Many couples are now choosing to enter into agreements prior to setting up home together either as man and wife or as partners. A pre-nuptial agreement is a formal agreement which defines how a couple will manage their assets during their marriage and determine how they will be divided if the marriage fails. They are particularly helpful to couples whose assets at the beginning of the relationship are unequal or where either of them wishes to protect their own property or finances for the benefit of children they have had from a previous relationship.
A judgement was made in October 2010, by the Supreme Court with regard Radmacher vs Granatino. This judgement clarifies their status and paves the way for these agreements to become more mainstream. The judgment is clear that pre-nuptial agreements are presumed to be enforceable except where they lead to unfair outcomes. Any arguments about unfairness are to be left to the courts to decide.
With second marriages on the rise, people marrying later, and many couples entering marriage with money and property already to their name, it is likely that there will be more and more demand for pre-nuptial agreements.
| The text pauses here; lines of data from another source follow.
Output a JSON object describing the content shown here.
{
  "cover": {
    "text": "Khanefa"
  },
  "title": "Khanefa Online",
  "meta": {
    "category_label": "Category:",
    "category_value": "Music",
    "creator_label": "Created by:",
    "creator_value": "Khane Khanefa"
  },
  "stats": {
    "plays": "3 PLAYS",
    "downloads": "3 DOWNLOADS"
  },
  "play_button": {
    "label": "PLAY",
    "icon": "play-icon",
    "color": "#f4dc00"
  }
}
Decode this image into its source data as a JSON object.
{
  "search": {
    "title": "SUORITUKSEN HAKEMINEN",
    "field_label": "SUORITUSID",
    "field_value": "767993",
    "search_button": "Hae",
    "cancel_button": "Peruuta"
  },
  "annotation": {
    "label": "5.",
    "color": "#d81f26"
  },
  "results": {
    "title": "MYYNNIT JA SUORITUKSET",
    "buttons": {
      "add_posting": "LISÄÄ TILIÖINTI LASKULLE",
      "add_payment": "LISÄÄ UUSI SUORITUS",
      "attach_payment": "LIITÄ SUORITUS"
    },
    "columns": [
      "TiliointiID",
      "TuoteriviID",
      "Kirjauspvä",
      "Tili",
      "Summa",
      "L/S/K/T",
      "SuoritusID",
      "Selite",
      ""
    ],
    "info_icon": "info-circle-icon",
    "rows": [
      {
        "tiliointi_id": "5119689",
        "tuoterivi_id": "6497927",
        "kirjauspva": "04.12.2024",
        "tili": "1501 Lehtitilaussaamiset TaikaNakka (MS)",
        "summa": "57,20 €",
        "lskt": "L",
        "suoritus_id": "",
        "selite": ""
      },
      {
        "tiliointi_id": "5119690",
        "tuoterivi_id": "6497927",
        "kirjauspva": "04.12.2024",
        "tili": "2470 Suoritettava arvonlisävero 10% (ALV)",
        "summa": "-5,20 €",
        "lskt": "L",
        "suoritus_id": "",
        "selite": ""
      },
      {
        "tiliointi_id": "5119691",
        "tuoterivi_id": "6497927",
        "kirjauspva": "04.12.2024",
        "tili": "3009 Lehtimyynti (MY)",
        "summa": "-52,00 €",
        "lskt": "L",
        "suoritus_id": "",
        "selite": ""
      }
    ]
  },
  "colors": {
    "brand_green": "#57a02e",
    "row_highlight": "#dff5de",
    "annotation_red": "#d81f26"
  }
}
Post-nuptial and post-civil partnership agreements may be entered into by couples who have already married or in a civil partnership as a way to prevent stressful and costly disputes should their relationship turn sour.